Restate the listing below word for word, pictures excluded.

───── DATA PROVIDED ─────

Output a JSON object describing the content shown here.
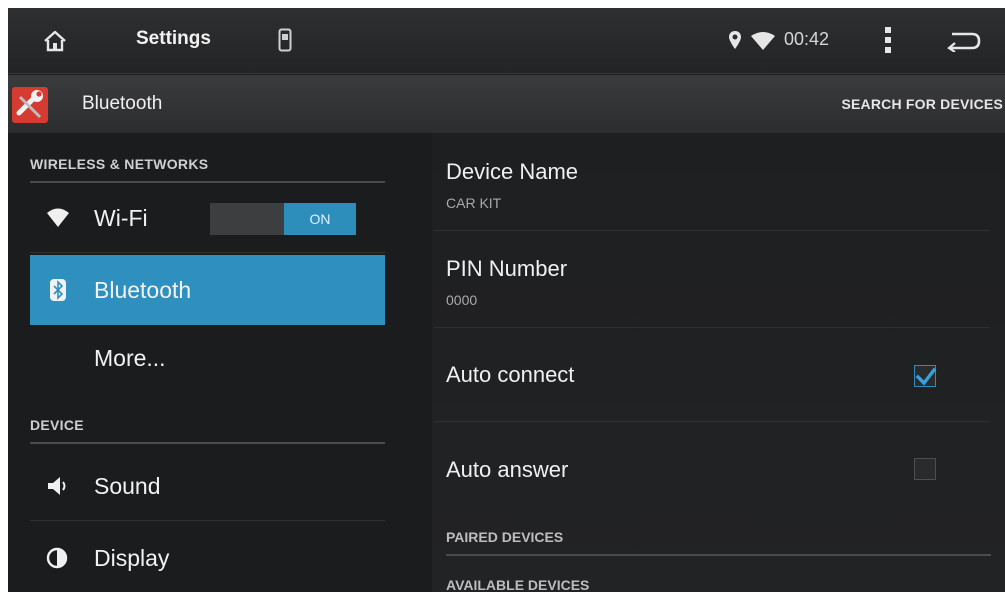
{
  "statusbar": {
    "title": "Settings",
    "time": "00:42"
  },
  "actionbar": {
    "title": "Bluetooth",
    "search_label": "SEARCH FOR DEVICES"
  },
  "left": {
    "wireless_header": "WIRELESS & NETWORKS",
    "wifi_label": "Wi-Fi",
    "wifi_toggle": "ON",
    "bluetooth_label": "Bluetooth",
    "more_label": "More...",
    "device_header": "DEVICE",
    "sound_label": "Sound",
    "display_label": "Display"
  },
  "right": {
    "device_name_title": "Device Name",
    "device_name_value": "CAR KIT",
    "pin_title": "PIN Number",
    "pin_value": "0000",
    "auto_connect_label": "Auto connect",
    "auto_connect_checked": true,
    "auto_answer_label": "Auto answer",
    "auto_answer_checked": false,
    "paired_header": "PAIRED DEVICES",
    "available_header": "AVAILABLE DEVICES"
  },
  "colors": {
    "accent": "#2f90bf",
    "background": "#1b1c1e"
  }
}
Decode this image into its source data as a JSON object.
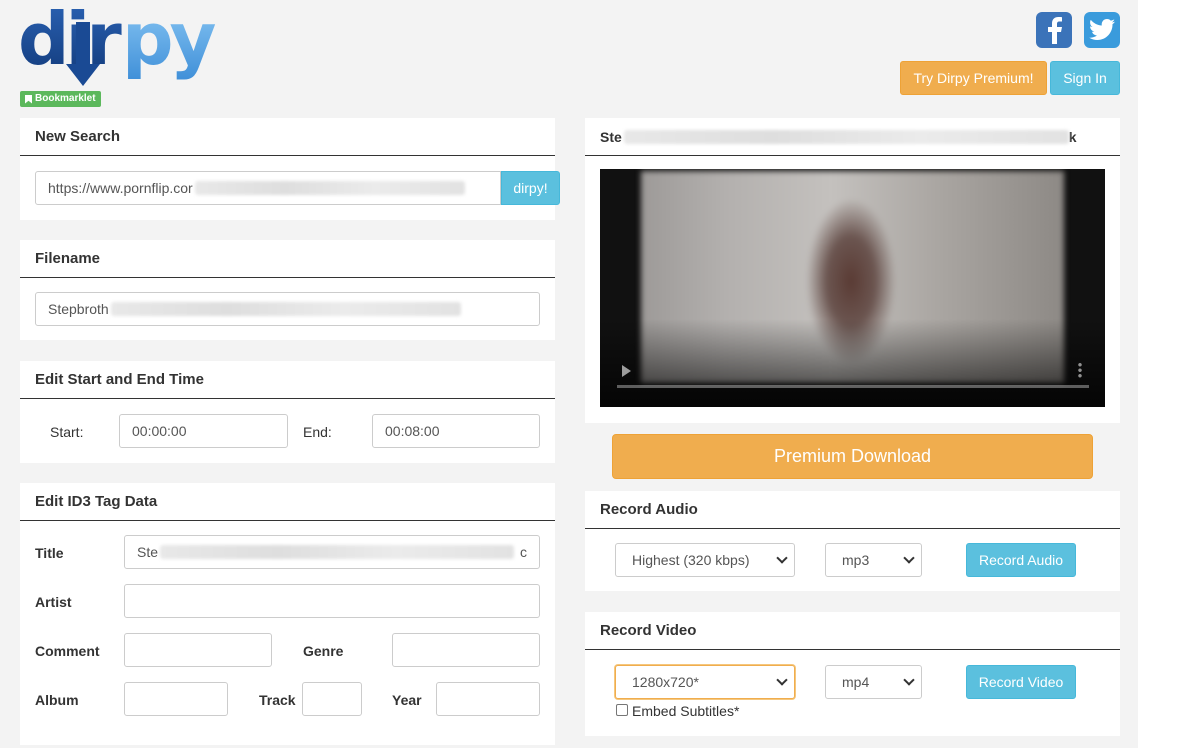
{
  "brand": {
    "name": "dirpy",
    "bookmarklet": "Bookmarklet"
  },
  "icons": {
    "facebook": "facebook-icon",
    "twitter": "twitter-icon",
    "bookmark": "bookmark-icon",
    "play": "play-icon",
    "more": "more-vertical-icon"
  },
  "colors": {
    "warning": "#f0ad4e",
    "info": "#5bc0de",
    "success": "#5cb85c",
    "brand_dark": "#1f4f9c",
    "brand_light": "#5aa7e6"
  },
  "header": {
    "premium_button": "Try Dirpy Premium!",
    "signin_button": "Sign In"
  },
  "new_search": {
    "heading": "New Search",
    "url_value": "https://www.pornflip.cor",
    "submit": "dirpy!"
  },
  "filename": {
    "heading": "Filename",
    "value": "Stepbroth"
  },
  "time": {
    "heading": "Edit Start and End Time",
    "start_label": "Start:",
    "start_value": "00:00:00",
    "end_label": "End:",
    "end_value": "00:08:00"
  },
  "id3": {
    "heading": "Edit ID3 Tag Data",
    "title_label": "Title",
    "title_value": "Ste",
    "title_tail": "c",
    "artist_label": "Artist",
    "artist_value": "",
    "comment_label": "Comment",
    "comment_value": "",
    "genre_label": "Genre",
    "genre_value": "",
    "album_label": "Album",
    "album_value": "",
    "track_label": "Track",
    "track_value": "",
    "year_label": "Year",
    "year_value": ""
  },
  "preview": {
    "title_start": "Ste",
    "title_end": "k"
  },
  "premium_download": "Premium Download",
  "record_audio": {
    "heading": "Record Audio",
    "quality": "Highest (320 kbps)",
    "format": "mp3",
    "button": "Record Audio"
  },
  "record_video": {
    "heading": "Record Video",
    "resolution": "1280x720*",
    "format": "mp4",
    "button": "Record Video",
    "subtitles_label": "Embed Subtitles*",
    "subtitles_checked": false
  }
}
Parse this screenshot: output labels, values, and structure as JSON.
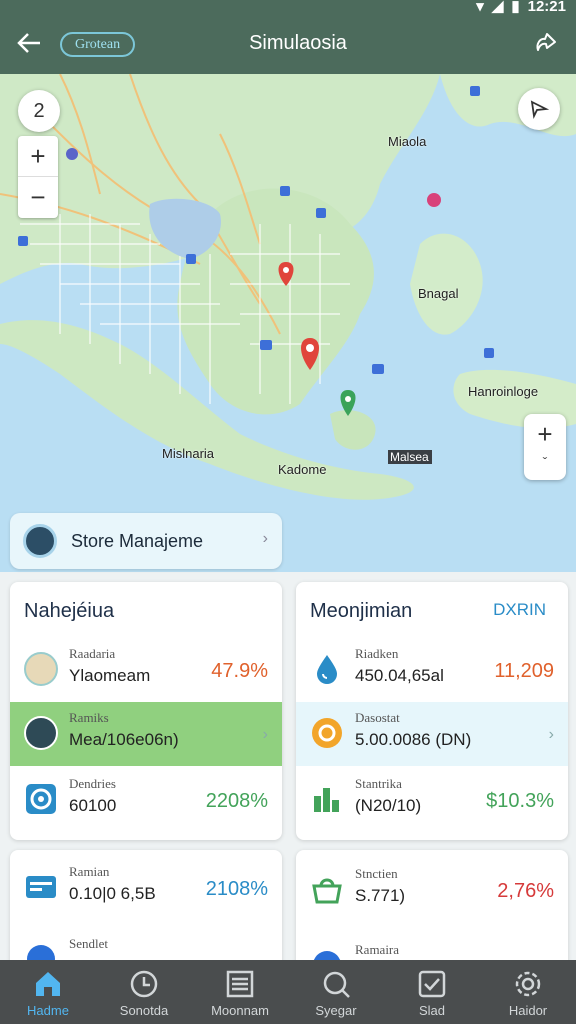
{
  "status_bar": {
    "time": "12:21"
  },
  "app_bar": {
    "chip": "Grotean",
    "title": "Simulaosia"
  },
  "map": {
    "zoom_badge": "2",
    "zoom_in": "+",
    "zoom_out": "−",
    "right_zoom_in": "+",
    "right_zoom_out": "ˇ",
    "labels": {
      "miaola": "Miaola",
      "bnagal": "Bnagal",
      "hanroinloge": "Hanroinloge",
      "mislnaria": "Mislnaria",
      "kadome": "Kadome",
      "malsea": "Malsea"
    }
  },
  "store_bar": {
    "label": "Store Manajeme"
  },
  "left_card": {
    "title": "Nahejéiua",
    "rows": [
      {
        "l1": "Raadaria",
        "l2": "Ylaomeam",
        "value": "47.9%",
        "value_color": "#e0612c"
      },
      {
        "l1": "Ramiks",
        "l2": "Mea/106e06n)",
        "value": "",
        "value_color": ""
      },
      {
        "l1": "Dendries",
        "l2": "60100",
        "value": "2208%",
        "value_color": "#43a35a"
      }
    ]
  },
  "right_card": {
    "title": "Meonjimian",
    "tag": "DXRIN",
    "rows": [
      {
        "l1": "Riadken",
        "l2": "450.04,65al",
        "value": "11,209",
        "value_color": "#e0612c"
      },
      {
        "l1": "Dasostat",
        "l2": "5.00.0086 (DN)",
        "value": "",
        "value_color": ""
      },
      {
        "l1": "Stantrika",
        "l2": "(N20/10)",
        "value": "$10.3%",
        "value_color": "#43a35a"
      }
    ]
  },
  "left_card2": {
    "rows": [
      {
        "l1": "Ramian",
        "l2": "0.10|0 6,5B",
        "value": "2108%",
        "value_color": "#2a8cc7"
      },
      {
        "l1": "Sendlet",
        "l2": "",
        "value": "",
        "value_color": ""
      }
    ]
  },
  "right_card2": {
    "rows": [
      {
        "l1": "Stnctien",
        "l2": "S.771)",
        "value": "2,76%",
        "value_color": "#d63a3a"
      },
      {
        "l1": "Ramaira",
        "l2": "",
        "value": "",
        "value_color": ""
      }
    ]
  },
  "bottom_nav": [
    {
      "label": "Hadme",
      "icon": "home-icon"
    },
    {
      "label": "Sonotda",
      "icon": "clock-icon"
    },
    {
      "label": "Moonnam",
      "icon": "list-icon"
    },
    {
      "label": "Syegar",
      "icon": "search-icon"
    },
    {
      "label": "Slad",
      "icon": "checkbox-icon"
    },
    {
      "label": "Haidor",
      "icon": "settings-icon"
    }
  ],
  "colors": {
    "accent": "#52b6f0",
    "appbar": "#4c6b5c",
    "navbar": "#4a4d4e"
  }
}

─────

-- WRITTEN SOLUTION --
Output a JSON object describing the content shown here.
{
  "statusbar": {
    "title": "Settings",
    "time": "00:42"
  },
  "actionbar": {
    "title": "Bluetooth",
    "search_label": "SEARCH FOR DEVICES"
  },
  "left": {
    "wireless_header": "WIRELESS & NETWORKS",
    "wifi_label": "Wi-Fi",
    "wifi_toggle": "ON",
    "bluetooth_label": "Bluetooth",
    "more_label": "More...",
    "device_header": "DEVICE",
    "sound_label": "Sound",
    "display_label": "Display"
  },
  "right": {
    "device_name_title": "Device Name",
    "device_name_value": "CAR KIT",
    "pin_title": "PIN Number",
    "pin_value": "0000",
    "auto_connect_label": "Auto connect",
    "auto_connect_checked": true,
    "auto_answer_label": "Auto answer",
    "auto_answer_checked": false,
    "paired_header": "PAIRED DEVICES",
    "available_header": "AVAILABLE DEVICES"
  },
  "colors": {
    "accent": "#2f90bf",
    "background": "#1b1c1e"
  }
}
Decode this image into its source data as a JSON object.
{
  "brand": {
    "name": "dirpy",
    "bookmarklet": "Bookmarklet"
  },
  "icons": {
    "facebook": "facebook-icon",
    "twitter": "twitter-icon",
    "bookmark": "bookmark-icon",
    "play": "play-icon",
    "more": "more-vertical-icon"
  },
  "colors": {
    "warning": "#f0ad4e",
    "info": "#5bc0de",
    "success": "#5cb85c",
    "brand_dark": "#1f4f9c",
    "brand_light": "#5aa7e6"
  },
  "header": {
    "premium_button": "Try Dirpy Premium!",
    "signin_button": "Sign In"
  },
  "new_search": {
    "heading": "New Search",
    "url_value": "https://www.pornflip.cor",
    "submit": "dirpy!"
  },
  "filename": {
    "heading": "Filename",
    "value": "Stepbroth"
  },
  "time": {
    "heading": "Edit Start and End Time",
    "start_label": "Start:",
    "start_value": "00:00:00",
    "end_label": "End:",
    "end_value": "00:08:00"
  },
  "id3": {
    "heading": "Edit ID3 Tag Data",
    "title_label": "Title",
    "title_value": "Ste",
    "title_tail": "c",
    "artist_label": "Artist",
    "artist_value": "",
    "comment_label": "Comment",
    "comment_value": "",
    "genre_label": "Genre",
    "genre_value": "",
    "album_label": "Album",
    "album_value": "",
    "track_label": "Track",
    "track_value": "",
    "year_label": "Year",
    "year_value": ""
  },
  "preview": {
    "title_start": "Ste",
    "title_end": "k"
  },
  "premium_download": "Premium Download",
  "record_audio": {
    "heading": "Record Audio",
    "quality": "Highest (320 kbps)",
    "format": "mp3",
    "button": "Record Audio"
  },
  "record_video": {
    "heading": "Record Video",
    "resolution": "1280x720*",
    "format": "mp4",
    "button": "Record Video",
    "subtitles_label": "Embed Subtitles*",
    "subtitles_checked": false
  }
}
Parse this screenshot: output labels, values, and structure as JSON.
{
  "status_bar": {
    "time": "12:21"
  },
  "app_bar": {
    "chip": "Grotean",
    "title": "Simulaosia"
  },
  "map": {
    "zoom_badge": "2",
    "zoom_in": "+",
    "zoom_out": "−",
    "right_zoom_in": "+",
    "right_zoom_out": "ˇ",
    "labels": {
      "miaola": "Miaola",
      "bnagal": "Bnagal",
      "hanroinloge": "Hanroinloge",
      "mislnaria": "Mislnaria",
      "kadome": "Kadome",
      "malsea": "Malsea"
    }
  },
  "store_bar": {
    "label": "Store Manajeme"
  },
  "left_card": {
    "title": "Nahejéiua",
    "rows": [
      {
        "l1": "Raadaria",
        "l2": "Ylaomeam",
        "value": "47.9%",
        "value_color": "#e0612c"
      },
      {
        "l1": "Ramiks",
        "l2": "Mea/106e06n)",
        "value": "",
        "value_color": ""
      },
      {
        "l1": "Dendries",
        "l2": "60100",
        "value": "2208%",
        "value_color": "#43a35a"
      }
    ]
  },
  "right_card": {
    "title": "Meonjimian",
    "tag": "DXRIN",
    "rows": [
      {
        "l1": "Riadken",
        "l2": "450.04,65al",
        "value": "11,209",
        "value_color": "#e0612c"
      },
      {
        "l1": "Dasostat",
        "l2": "5.00.0086 (DN)",
        "value": "",
        "value_color": ""
      },
      {
        "l1": "Stantrika",
        "l2": "(N20/10)",
        "value": "$10.3%",
        "value_color": "#43a35a"
      }
    ]
  },
  "left_card2": {
    "rows": [
      {
        "l1": "Ramian",
        "l2": "0.10|0 6,5B",
        "value": "2108%",
        "value_color": "#2a8cc7"
      },
      {
        "l1": "Sendlet",
        "l2": "",
        "value": "",
        "value_color": ""
      }
    ]
  },
  "right_card2": {
    "rows": [
      {
        "l1": "Stnctien",
        "l2": "S.771)",
        "value": "2,76%",
        "value_color": "#d63a3a"
      },
      {
        "l1": "Ramaira",
        "l2": "",
        "value": "",
        "value_color": ""
      }
    ]
  },
  "bottom_nav": [
    {
      "label": "Hadme",
      "icon": "home-icon"
    },
    {
      "label": "Sonotda",
      "icon": "clock-icon"
    },
    {
      "label": "Moonnam",
      "icon": "list-icon"
    },
    {
      "label": "Syegar",
      "icon": "search-icon"
    },
    {
      "label": "Slad",
      "icon": "checkbox-icon"
    },
    {
      "label": "Haidor",
      "icon": "settings-icon"
    }
  ],
  "colors": {
    "accent": "#52b6f0",
    "appbar": "#4c6b5c",
    "navbar": "#4a4d4e"
  }
}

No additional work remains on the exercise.